Many stakeholders are demanding the establishment of a National body or organization in the mold of the Nigerian National Petroleum Corporation, NNPC, to ensure that government’s interest is protected and promoted, especially with regards to the revenue that accrues from the mining of solid minerals.
Besides the loss of billions in revenue to activities of illegal miners in different parts of the country, the financial and environmental impacts of illegal mining in the country have reached an alarming level and demands crucial intervention by the government if the returns from mineral resources can be maximised.
Illegal mining, like oil theft, siphons off the main source of the Nigerian economy for private gain before taxation or crediting to the national account. Various experts have estimated billions of dollars in lost revenue to the Nigerian treasury every year. Individuals benefitting from the exploitation and sale of illegally mined minerals do not necessarily re-invest in mineral exploration or production.

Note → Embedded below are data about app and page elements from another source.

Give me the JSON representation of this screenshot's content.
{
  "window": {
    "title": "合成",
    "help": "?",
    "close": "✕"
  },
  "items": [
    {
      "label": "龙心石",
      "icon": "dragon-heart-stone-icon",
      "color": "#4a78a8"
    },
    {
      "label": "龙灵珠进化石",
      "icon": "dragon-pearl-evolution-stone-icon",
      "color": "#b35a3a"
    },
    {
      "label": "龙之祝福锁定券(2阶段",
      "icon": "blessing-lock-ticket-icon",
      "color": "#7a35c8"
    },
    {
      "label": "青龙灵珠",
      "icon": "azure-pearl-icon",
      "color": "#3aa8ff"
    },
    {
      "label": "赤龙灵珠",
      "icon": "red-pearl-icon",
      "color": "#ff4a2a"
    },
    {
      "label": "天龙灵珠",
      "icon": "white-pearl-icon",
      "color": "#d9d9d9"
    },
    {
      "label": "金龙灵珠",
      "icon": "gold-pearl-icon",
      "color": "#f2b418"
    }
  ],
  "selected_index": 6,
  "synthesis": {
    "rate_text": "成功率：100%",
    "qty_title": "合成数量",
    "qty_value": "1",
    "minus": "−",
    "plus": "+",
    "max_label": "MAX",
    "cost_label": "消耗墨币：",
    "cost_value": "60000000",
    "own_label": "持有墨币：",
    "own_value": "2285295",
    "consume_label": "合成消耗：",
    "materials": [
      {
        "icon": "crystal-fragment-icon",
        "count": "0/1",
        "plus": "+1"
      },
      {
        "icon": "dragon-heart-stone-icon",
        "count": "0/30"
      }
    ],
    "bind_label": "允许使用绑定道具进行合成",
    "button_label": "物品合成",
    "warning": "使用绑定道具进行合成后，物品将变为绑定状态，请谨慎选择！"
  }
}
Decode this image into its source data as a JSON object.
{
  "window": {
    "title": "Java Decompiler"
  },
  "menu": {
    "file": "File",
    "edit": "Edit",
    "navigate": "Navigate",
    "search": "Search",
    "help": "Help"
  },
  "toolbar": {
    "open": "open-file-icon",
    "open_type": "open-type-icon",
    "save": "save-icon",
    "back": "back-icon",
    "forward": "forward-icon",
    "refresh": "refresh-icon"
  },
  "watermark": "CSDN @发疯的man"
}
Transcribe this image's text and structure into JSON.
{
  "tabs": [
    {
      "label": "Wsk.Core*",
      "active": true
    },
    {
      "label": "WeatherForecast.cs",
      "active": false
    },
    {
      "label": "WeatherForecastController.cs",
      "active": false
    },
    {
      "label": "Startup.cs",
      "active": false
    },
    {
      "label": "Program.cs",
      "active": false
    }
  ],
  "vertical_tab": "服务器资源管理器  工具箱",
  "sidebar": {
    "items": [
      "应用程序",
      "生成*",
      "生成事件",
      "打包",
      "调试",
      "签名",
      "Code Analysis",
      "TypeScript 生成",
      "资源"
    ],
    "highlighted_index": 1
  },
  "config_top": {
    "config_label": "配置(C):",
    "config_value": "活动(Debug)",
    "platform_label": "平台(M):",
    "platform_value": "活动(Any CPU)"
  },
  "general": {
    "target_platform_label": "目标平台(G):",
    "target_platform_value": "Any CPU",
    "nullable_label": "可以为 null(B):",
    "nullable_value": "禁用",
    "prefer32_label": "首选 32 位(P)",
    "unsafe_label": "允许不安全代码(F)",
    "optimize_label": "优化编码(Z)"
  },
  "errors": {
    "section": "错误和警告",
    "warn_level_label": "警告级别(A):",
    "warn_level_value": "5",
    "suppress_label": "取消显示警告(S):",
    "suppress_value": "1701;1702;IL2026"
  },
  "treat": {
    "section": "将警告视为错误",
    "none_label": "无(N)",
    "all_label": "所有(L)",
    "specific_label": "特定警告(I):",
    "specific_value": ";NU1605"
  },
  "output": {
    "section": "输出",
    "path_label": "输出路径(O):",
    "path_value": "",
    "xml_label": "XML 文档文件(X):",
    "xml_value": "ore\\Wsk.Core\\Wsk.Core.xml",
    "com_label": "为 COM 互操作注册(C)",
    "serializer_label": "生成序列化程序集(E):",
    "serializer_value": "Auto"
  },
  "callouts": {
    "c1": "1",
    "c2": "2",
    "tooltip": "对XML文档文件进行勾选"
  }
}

While some of the revenues may filter down to inhabitants by way of pay-offs, the bulk of earnings are diverted outside the country into the international bank accounts of the beneficiaries.
Causing environmental damage
Meanwhile, unregulated mining activities across the country have caused some of the greatest environmental damage to the environment, according to environmental activists. Vast mining areas of the the country have become saturated dangerous chemicals and other poisonous materials. Alternative jobs, however, have not been created for the largely unskilled and poorly educated residents of the impacted areas.
The negative environmental impacts of mining are often touted as the greatest impediment to growth in host communities. Acid drainages, acid rain from flares, polluted water sources; drilling induced erosion and mine holes among others, affect arable farmlands, destroy fishing habitats, pollute potable waters, leaving citizens of impaired communities with impaired livelihoods, health challenges and little or no improvement to their socio-economic environment.
According to the Country Director of Global Rights in Nigerian, Abiodun Baiyewu explains that, “The implication of this is many folds. Because these people carry out their activities in the most unprofessional manner, they have caused huge environmental pollution in the areas they operate. We had a major incidence in Zamfara state, which we are still coping with; but with what we are seeing today due to the activities of these illegal miners, the situation may be twice the destruction of environment in Zamfara and oil producing parts of the country.
“These people move into very remote locations to drill holes in the ground, and many of them use all sorts of explosives to blast through rocks, of course without a license from the regulatory authority. They go in and take what they want and leave the environment oozing with polluted chemicals often from their rustic processing of the materials.
It is similar to activities of those that engage in illegal refining, because of the crude method that they use, they just take crude oil put it in a drum and boil; whatever boils off it is what they take, which often times is less than 25 percent of the entire product. The remaining 75 percent they don’t need they dispose into the environment, causing huge environmental problems for us.”
Baiyewu explains that giving results of research that showed that some of the chemical waste can stay on the ground for decades, the waste from illegal mining activities can last for generations before the land could be recovered for productive activities. “These people are looking for quick money, but they are causing damage that may last for generations. So, we need the support of the government in tackling this menace of illegal mining in parts of the country,” she noted.